→ THE PROBLEM
Return all the entries exactly, keeping pictures out.

***** STUDY MATERIAL

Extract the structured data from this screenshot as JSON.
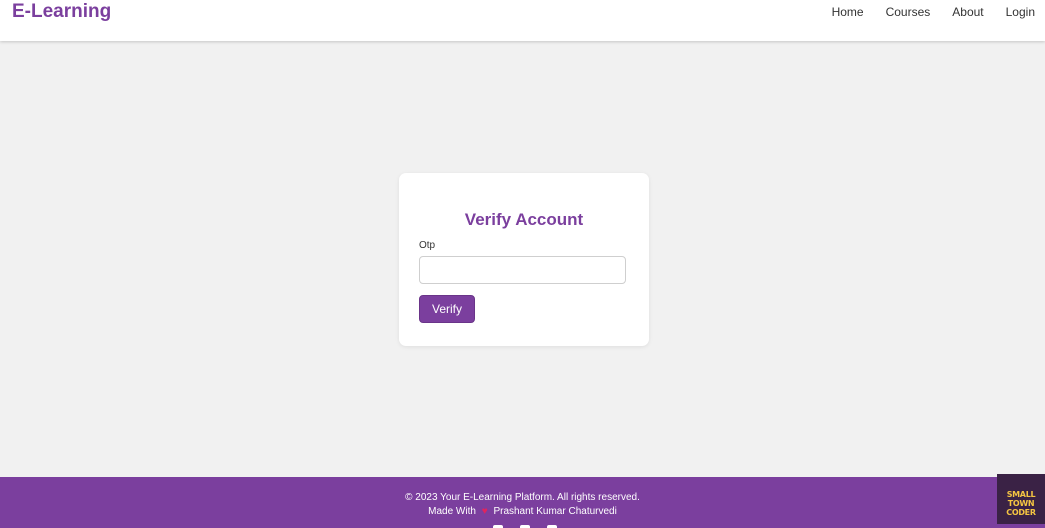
{
  "navbar": {
    "logo": "E-Learning",
    "links": [
      "Home",
      "Courses",
      "About",
      "Login"
    ]
  },
  "card": {
    "title": "Verify Account",
    "otp_label": "Otp",
    "otp_value": "",
    "verify_label": "Verify"
  },
  "footer": {
    "copyright": "© 2023 Your E-Learning Platform. All rights reserved.",
    "made_with": "Made With",
    "heart": "♥",
    "author": "Prashant Kumar Chaturvedi",
    "badge_line1": "SMALL TOWN",
    "badge_line2": "CODER"
  },
  "colors": {
    "brand": "#7b3f9e",
    "background": "#f1f1f1"
  }
}
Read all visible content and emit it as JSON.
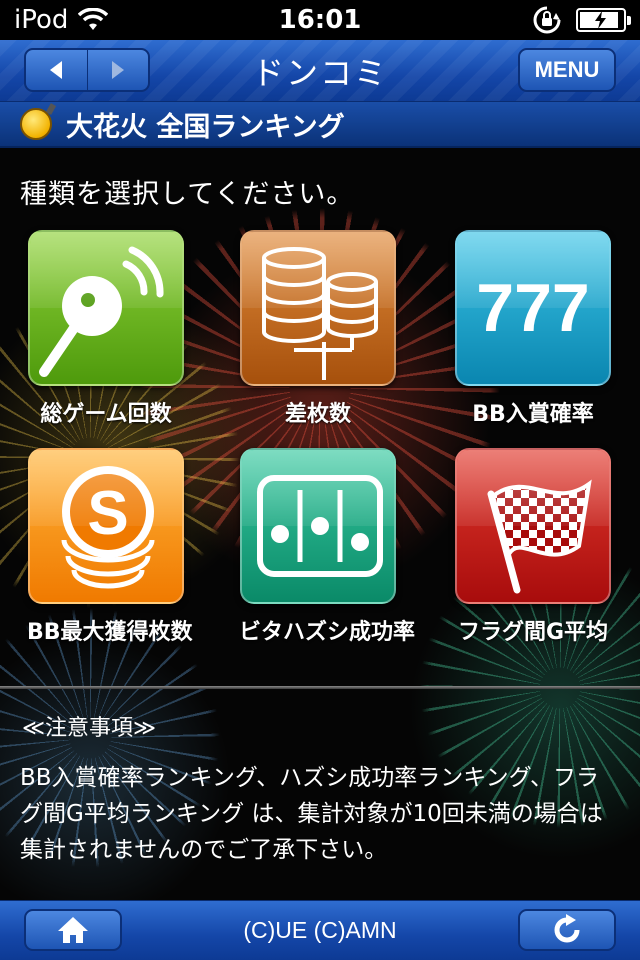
{
  "status_bar": {
    "carrier": "iPod",
    "time": "16:01",
    "battery_level": 0.9
  },
  "nav": {
    "title": "ドンコミ",
    "menu_label": "MENU"
  },
  "section": {
    "title": "大花火 全国ランキング"
  },
  "main": {
    "prompt": "種類を選択してください。",
    "tiles": [
      {
        "label": "総ゲーム回数",
        "icon": "lever-icon"
      },
      {
        "label": "差枚数",
        "icon": "coin-stacks-icon"
      },
      {
        "label": "BB入賞確率",
        "icon_text": "777"
      },
      {
        "label": "BB最大獲得枚数",
        "icon": "s-coin-icon"
      },
      {
        "label": "ビタハズシ成功率",
        "icon": "reels-icon"
      },
      {
        "label": "フラグ間G平均",
        "icon": "checkered-flag-icon"
      }
    ],
    "notice_title": "≪注意事項≫",
    "notice_body": "BB入賞確率ランキング、ハズシ成功率ランキング、フラグ間G平均ランキング は、集計対象が10回未満の場合は集計されませんのでご了承下さい。"
  },
  "bottom": {
    "copyright": "(C)UE (C)AMN"
  },
  "colors": {
    "nav_blue": "#1446a8",
    "tile_green": "#6ab820",
    "tile_brown": "#c46a20",
    "tile_cyan": "#20a6cc",
    "tile_orange": "#f8981a",
    "tile_teal": "#20a884",
    "tile_red": "#c41e1e"
  }
}
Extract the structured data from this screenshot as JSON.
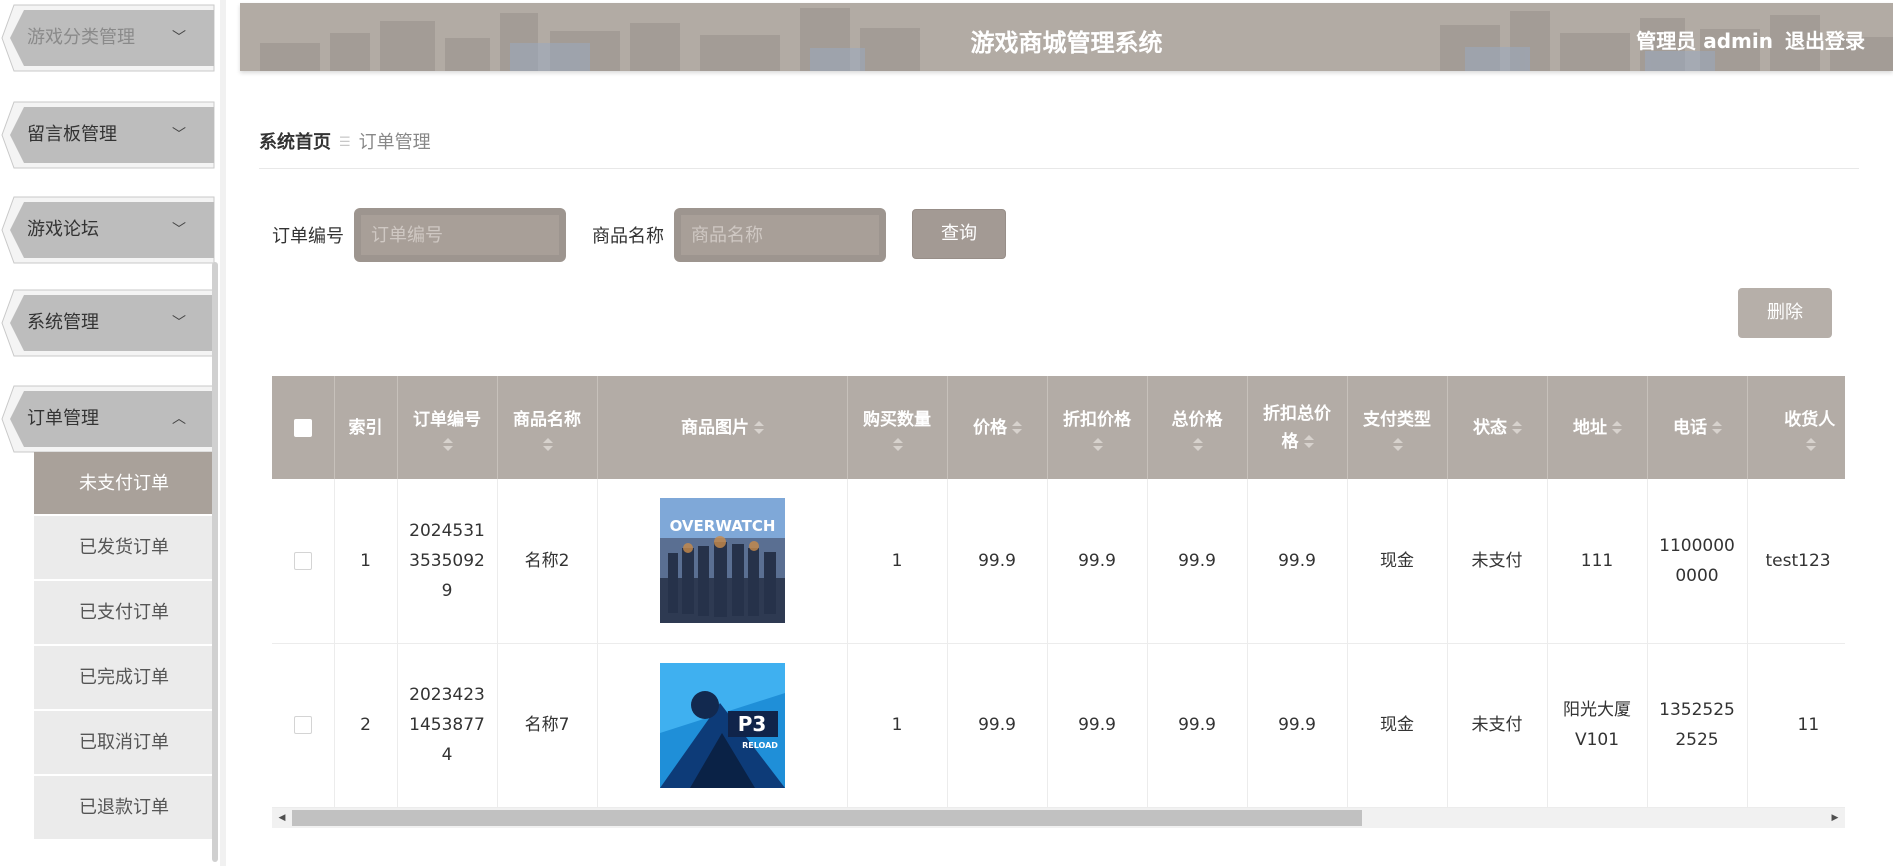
{
  "header": {
    "title": "游戏商城管理系统",
    "user_label": "管理员 admin",
    "logout_label": "退出登录"
  },
  "sidebar": {
    "menus": [
      {
        "label": "游戏分类管理",
        "chevron": "﹀"
      },
      {
        "label": "留言板管理",
        "chevron": "﹀"
      },
      {
        "label": "游戏论坛",
        "chevron": "﹀"
      },
      {
        "label": "系统管理",
        "chevron": "﹀"
      },
      {
        "label": "订单管理",
        "chevron": "︿"
      }
    ],
    "submenu": [
      "未支付订单",
      "已发货订单",
      "已支付订单",
      "已完成订单",
      "已取消订单",
      "已退款订单"
    ],
    "active_submenu": "未支付订单"
  },
  "breadcrumb": {
    "home": "系统首页",
    "current": "订单管理"
  },
  "search": {
    "order_no_label": "订单编号",
    "order_no_placeholder": "订单编号",
    "order_no_value": "",
    "product_label": "商品名称",
    "product_placeholder": "商品名称",
    "product_value": "",
    "query_button": "查询",
    "delete_button": "删除"
  },
  "table": {
    "columns": [
      "索引",
      "订单编号",
      "商品名称",
      "商品图片",
      "购买数量",
      "价格",
      "折扣价格",
      "总价格",
      "折扣总价格",
      "支付类型",
      "状态",
      "地址",
      "电话",
      "收货人"
    ],
    "rows": [
      {
        "index": "1",
        "order_no": "20245313535092​9",
        "order_no_lines": [
          "2024531",
          "3535092",
          "9"
        ],
        "product": "名称2",
        "image": "overwatch-cover",
        "qty": "1",
        "price": "99.9",
        "discount_price": "99.9",
        "total": "99.9",
        "discount_total": "99.9",
        "pay_type": "现金",
        "status": "未支付",
        "address_lines": [
          "111"
        ],
        "phone_lines": [
          "1100000",
          "0000"
        ],
        "receiver": "test123"
      },
      {
        "index": "2",
        "order_no_lines": [
          "2023423",
          "1453877",
          "4"
        ],
        "product": "名称7",
        "image": "persona3-reload-cover",
        "qty": "1",
        "price": "99.9",
        "discount_price": "99.9",
        "total": "99.9",
        "discount_total": "99.9",
        "pay_type": "现金",
        "status": "未支付",
        "address_lines": [
          "阳光大厦",
          "V101"
        ],
        "phone_lines": [
          "1352525",
          "2525"
        ],
        "receiver": "11"
      }
    ],
    "image_texts": {
      "overwatch": "OVERWATCH",
      "persona": "P3",
      "persona_sub": "RELOAD"
    }
  },
  "colors": {
    "accent": "#a9a19a",
    "header_bg": "#b2aba4",
    "table_header_bg": "#b3aca6"
  }
}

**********

→ ANSWER AREA
Extract the structured data from this screenshot as JSON.
{
  "navbar": {
    "logo": "E-Learning",
    "links": [
      "Home",
      "Courses",
      "About",
      "Login"
    ]
  },
  "card": {
    "title": "Verify Account",
    "otp_label": "Otp",
    "otp_value": "",
    "verify_label": "Verify"
  },
  "footer": {
    "copyright": "© 2023 Your E-Learning Platform. All rights reserved.",
    "made_with": "Made With",
    "heart": "♥",
    "author": "Prashant Kumar Chaturvedi",
    "badge_line1": "SMALL TOWN",
    "badge_line2": "CODER"
  },
  "colors": {
    "brand": "#7b3f9e",
    "background": "#f1f1f1"
  }
}
Read all visible content and emit it as JSON.
{
  "status_bar": {
    "carrier": "iPod",
    "time": "16:01",
    "battery_level": 0.9
  },
  "nav": {
    "title": "ドンコミ",
    "menu_label": "MENU"
  },
  "section": {
    "title": "大花火 全国ランキング"
  },
  "main": {
    "prompt": "種類を選択してください。",
    "tiles": [
      {
        "label": "総ゲーム回数",
        "icon": "lever-icon"
      },
      {
        "label": "差枚数",
        "icon": "coin-stacks-icon"
      },
      {
        "label": "BB入賞確率",
        "icon_text": "777"
      },
      {
        "label": "BB最大獲得枚数",
        "icon": "s-coin-icon"
      },
      {
        "label": "ビタハズシ成功率",
        "icon": "reels-icon"
      },
      {
        "label": "フラグ間G平均",
        "icon": "checkered-flag-icon"
      }
    ],
    "notice_title": "≪注意事項≫",
    "notice_body": "BB入賞確率ランキング、ハズシ成功率ランキング、フラグ間G平均ランキング は、集計対象が10回未満の場合は集計されませんのでご了承下さい。"
  },
  "bottom": {
    "copyright": "(C)UE (C)AMN"
  },
  "colors": {
    "nav_blue": "#1446a8",
    "tile_green": "#6ab820",
    "tile_brown": "#c46a20",
    "tile_cyan": "#20a6cc",
    "tile_orange": "#f8981a",
    "tile_teal": "#20a884",
    "tile_red": "#c41e1e"
  }
}
Extract the structured data from this screenshot as JSON.
{
  "header": {
    "title": "游戏商城管理系统",
    "user_label": "管理员 admin",
    "logout_label": "退出登录"
  },
  "sidebar": {
    "menus": [
      {
        "label": "游戏分类管理",
        "chevron": "﹀"
      },
      {
        "label": "留言板管理",
        "chevron": "﹀"
      },
      {
        "label": "游戏论坛",
        "chevron": "﹀"
      },
      {
        "label": "系统管理",
        "chevron": "﹀"
      },
      {
        "label": "订单管理",
        "chevron": "︿"
      }
    ],
    "submenu": [
      "未支付订单",
      "已发货订单",
      "已支付订单",
      "已完成订单",
      "已取消订单",
      "已退款订单"
    ],
    "active_submenu": "未支付订单"
  },
  "breadcrumb": {
    "home": "系统首页",
    "current": "订单管理"
  },
  "search": {
    "order_no_label": "订单编号",
    "order_no_placeholder": "订单编号",
    "order_no_value": "",
    "product_label": "商品名称",
    "product_placeholder": "商品名称",
    "product_value": "",
    "query_button": "查询",
    "delete_button": "删除"
  },
  "table": {
    "columns": [
      "索引",
      "订单编号",
      "商品名称",
      "商品图片",
      "购买数量",
      "价格",
      "折扣价格",
      "总价格",
      "折扣总价格",
      "支付类型",
      "状态",
      "地址",
      "电话",
      "收货人"
    ],
    "rows": [
      {
        "index": "1",
        "order_no": "20245313535092​9",
        "order_no_lines": [
          "2024531",
          "3535092",
          "9"
        ],
        "product": "名称2",
        "image": "overwatch-cover",
        "qty": "1",
        "price": "99.9",
        "discount_price": "99.9",
        "total": "99.9",
        "discount_total": "99.9",
        "pay_type": "现金",
        "status": "未支付",
        "address_lines": [
          "111"
        ],
        "phone_lines": [
          "1100000",
          "0000"
        ],
        "receiver": "test123"
      },
      {
        "index": "2",
        "order_no_lines": [
          "2023423",
          "1453877",
          "4"
        ],
        "product": "名称7",
        "image": "persona3-reload-cover",
        "qty": "1",
        "price": "99.9",
        "discount_price": "99.9",
        "total": "99.9",
        "discount_total": "99.9",
        "pay_type": "现金",
        "status": "未支付",
        "address_lines": [
          "阳光大厦",
          "V101"
        ],
        "phone_lines": [
          "1352525",
          "2525"
        ],
        "receiver": "11"
      }
    ],
    "image_texts": {
      "overwatch": "OVERWATCH",
      "persona": "P3",
      "persona_sub": "RELOAD"
    }
  },
  "colors": {
    "accent": "#a9a19a",
    "header_bg": "#b2aba4",
    "table_header_bg": "#b3aca6"
  }
}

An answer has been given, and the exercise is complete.